Once you get past the window shoppers and declined credit cards, practically every excuse given to abandon a shopping cart is under the total control of the online retailer. This is good news—as a retailer, you have all the tools necessary to reduce your site's cart abandonment rate.
With that in mind, here are some things to try:
Reduce high shipping costs or offer free shipping on orders exceeding a certain size
Offer guest checkout so customers don't have to create an account to make a purchase
Use email marketing to send abandoned cart emails to customers
Offer speedier delivery options or otherwise shorten your delivery times
Make sure your site is secured with https and SSL
Overhaul your checkout experience and backend operations to speed up the checkout process and reduce technical errors
Display the order total (including shipping, tax, and other charges) upfront without requiring the customer to go through the entire checkout process first
Offer multiple checkout options along with hassle-free returns
Offer a variety of payment options, including PayPal, Apple Pay, and Google Pay
In short, take every customer objection seriously and work to remove those obstacles to purchase.
The following video examines several steps you can take to reduce your abandoned cart rate.
What is shopping cart recovery?
Another strategy is to enact a shopping cart recovery program to lure back those lost customers who've abandoned their shopping carts. There are two ways to do this.
The first approach is to email visitors who've abandoned their carts and offer them the opportunity to quickly and easily complete their purchases. This offer is often accompanied by a coupon or extra discount to further entice the customer.
The second approach is to retarget cart abandoners with online ads that follow them to other sites they visit. These retargeted ads remind them that they still have items waiting in their shopping carts, and can reduce cart abandonment by 6.5%—and increase online sales by close to 20%.
How can A/B testing reduce shopping cart abandonment?
Which of all these strategies to reduce shopping cart abandonment should your company pursue? If you can do everything at once, employ A/B testing to determine which activities have the most impact.
Optimizely's A/B testing functionality lets you quickly and easily make changes to your website (no coding required) then split the traffic so that half your visitors see the original content and half see the content you've changed. Once the data has been collected, Optimizely's advanced statistical engine tells you which version had the lowest cart abandonment, so you can roll those changes out to your entire customer base.
That means transforming those cart abandonment statistics into conversion rate success stories.
Let Optimizely help you optimize your ecommerce website—and reduce your abandoned cart rate
The best way to reduce your abandoned cart rate is to optimize your ecommerce website and the customer experience, which you can do with the help of Optimizely.
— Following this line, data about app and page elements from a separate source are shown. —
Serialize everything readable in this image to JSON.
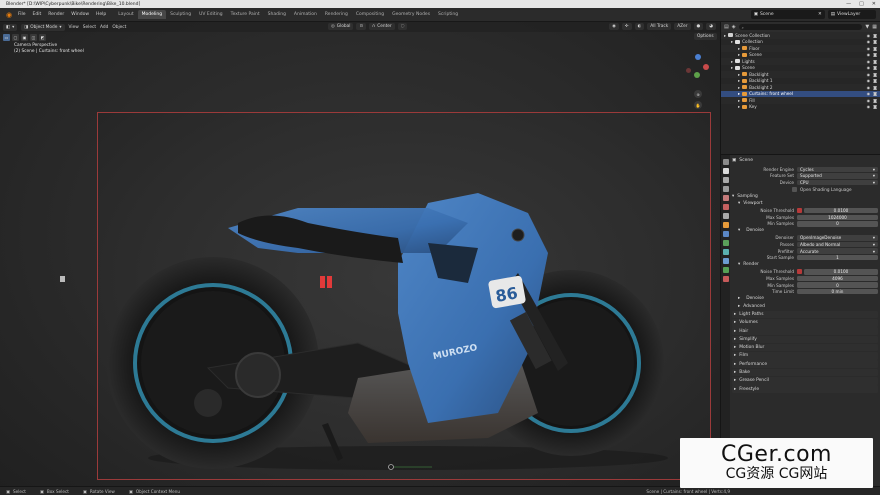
{
  "window": {
    "title": "Blender* [D:\\WIP\\Cyberpunk\\Bike\\Rendering\\Bike_10.blend]",
    "controls": [
      "—",
      "□",
      "✕"
    ]
  },
  "topbar": {
    "menu": [
      "File",
      "Edit",
      "Render",
      "Window",
      "Help"
    ],
    "tabs": [
      "Layout",
      "Modeling",
      "Sculpting",
      "UV Editing",
      "Texture Paint",
      "Shading",
      "Animation",
      "Rendering",
      "Compositing",
      "Geometry Nodes",
      "Scripting"
    ],
    "active_tab": "Modeling",
    "scene": "Scene",
    "view_layer": "ViewLayer"
  },
  "viewport": {
    "mode": "Object Mode",
    "menus": [
      "View",
      "Select",
      "Add",
      "Object"
    ],
    "pivot": "Global",
    "snap": "Center",
    "options": "Options",
    "overlay_line1": "Camera Perspective",
    "overlay_line2": "(2) Scene | Curtains: front wheel",
    "overlays": [
      "All Track",
      "AZer"
    ]
  },
  "outliner": {
    "title": "Scene Collection",
    "rows": [
      {
        "label": "Scene Collection",
        "indent": 0,
        "icon": "#d0d0d0",
        "selected": false
      },
      {
        "label": "Collection",
        "indent": 1,
        "icon": "#e0e0e0",
        "selected": false
      },
      {
        "label": "Floor",
        "indent": 2,
        "icon": "#e69a3a",
        "selected": false
      },
      {
        "label": "Scene",
        "indent": 2,
        "icon": "#e69a3a",
        "selected": false
      },
      {
        "label": "Lights",
        "indent": 1,
        "icon": "#e0e0e0",
        "selected": false
      },
      {
        "label": "Scene",
        "indent": 1,
        "icon": "#e0e0e0",
        "selected": false
      },
      {
        "label": "Backlight",
        "indent": 2,
        "icon": "#e69a3a",
        "selected": false
      },
      {
        "label": "Backlight 1",
        "indent": 2,
        "icon": "#e69a3a",
        "selected": false
      },
      {
        "label": "Backlight 2",
        "indent": 2,
        "icon": "#e69a3a",
        "selected": false
      },
      {
        "label": "Curtains: front wheel",
        "indent": 2,
        "icon": "#e69a3a",
        "selected": true
      },
      {
        "label": "Fill",
        "indent": 2,
        "icon": "#e69a3a",
        "selected": false
      },
      {
        "label": "Key",
        "indent": 2,
        "icon": "#e69a3a",
        "selected": false
      }
    ]
  },
  "properties": {
    "header": "Scene",
    "render_engine_label": "Render Engine",
    "render_engine": "Cycles",
    "feature_set_label": "Feature Set",
    "feature_set": "Supported",
    "device_label": "Device",
    "device": "CPU",
    "osl": "Open Shading Language",
    "sampling": "Sampling",
    "viewport": "Viewport",
    "noise_threshold_label": "Noise Threshold",
    "vp_noise_threshold": "0.0100",
    "max_samples_label": "Max Samples",
    "vp_max_samples": "1024000",
    "min_samples_label": "Min Samples",
    "vp_min_samples": "0",
    "denoise": "Denoise",
    "denoiser_label": "Denoiser",
    "denoiser": "OpenImageDenoise",
    "passes_label": "Passes",
    "passes": "Albedo and Normal",
    "prefilter_label": "Prefilter",
    "prefilter": "Accurate",
    "start_sample_label": "Start Sample",
    "start_sample": "1",
    "render": "Render",
    "r_noise_threshold": "0.0100",
    "r_max_samples": "4096",
    "r_min_samples": "0",
    "time_limit_label": "Time Limit",
    "time_limit": "0 min",
    "r_denoise": "Denoise",
    "advanced": "Advanced",
    "collapsed": [
      "Light Paths",
      "Volumes",
      "Hair",
      "Simplify",
      "Motion Blur",
      "Film",
      "Performance",
      "Bake",
      "Grease Pencil",
      "Freestyle"
    ]
  },
  "statusbar": {
    "select": "Select",
    "box_select": "Box Select",
    "rotate": "Rotate View",
    "context": "Object Context Menu",
    "right_text": "Scene | Curtains: front wheel | Verts:4,9"
  },
  "watermark": {
    "line1": "CGer.com",
    "line2": "CG资源 CG网站"
  }
}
Our Digital Experience Platform helps you deliver the personalized experience and streamlined checkout process that today's customers demand. Our A/B testing ensures that you're always making the right data-based choices that can help reduce your abandoned cart rate—and increase sales.
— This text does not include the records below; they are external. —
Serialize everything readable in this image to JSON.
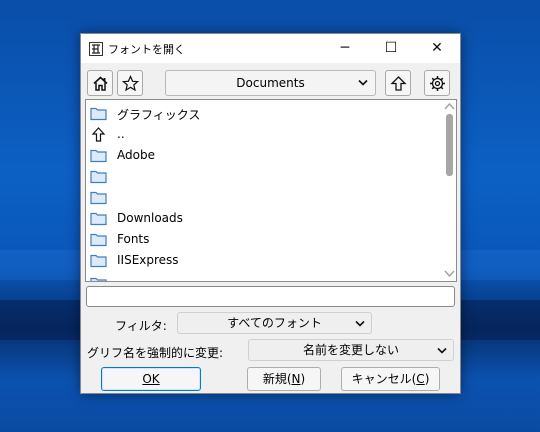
{
  "window": {
    "title": "フォントを開く",
    "minimize_glyph": "─",
    "maximize_glyph": "☐",
    "close_glyph": "✕"
  },
  "toolbar": {
    "path": "Documents",
    "icons": [
      "home-icon",
      "star-icon",
      "up-arrow-icon",
      "gear-icon"
    ]
  },
  "file_list": {
    "items": [
      {
        "label": "グラフィックス",
        "icon": "folder-icon"
      },
      {
        "label": "..",
        "icon": "up-arrow-icon"
      },
      {
        "label": "Adobe",
        "icon": "folder-icon"
      },
      {
        "label": "",
        "icon": "folder-icon"
      },
      {
        "label": "",
        "icon": "folder-icon"
      },
      {
        "label": "Downloads",
        "icon": "folder-icon"
      },
      {
        "label": "Fonts",
        "icon": "folder-icon"
      },
      {
        "label": "IISExpress",
        "icon": "folder-icon"
      }
    ]
  },
  "filename_input": {
    "value": ""
  },
  "filter": {
    "label": "フィルタ:",
    "selected": "すべてのフォント"
  },
  "rename": {
    "label": "グリフ名を強制的に変更:",
    "selected": "名前を変更しない"
  },
  "buttons": {
    "ok": {
      "text": "",
      "mnemonic": "OK"
    },
    "new": {
      "text": "新規(",
      "mnemonic": "N",
      "suffix": ")"
    },
    "cancel": {
      "text": "キャンセル(",
      "mnemonic": "C",
      "suffix": ")"
    }
  },
  "colors": {
    "accent": "#0078d7",
    "folder_fill": "#dceaf9",
    "folder_stroke": "#3f7fc0",
    "desktop": "#0a56b8"
  }
}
Contact Optimizely today to learn more about reducing your site's abandoned cart rate.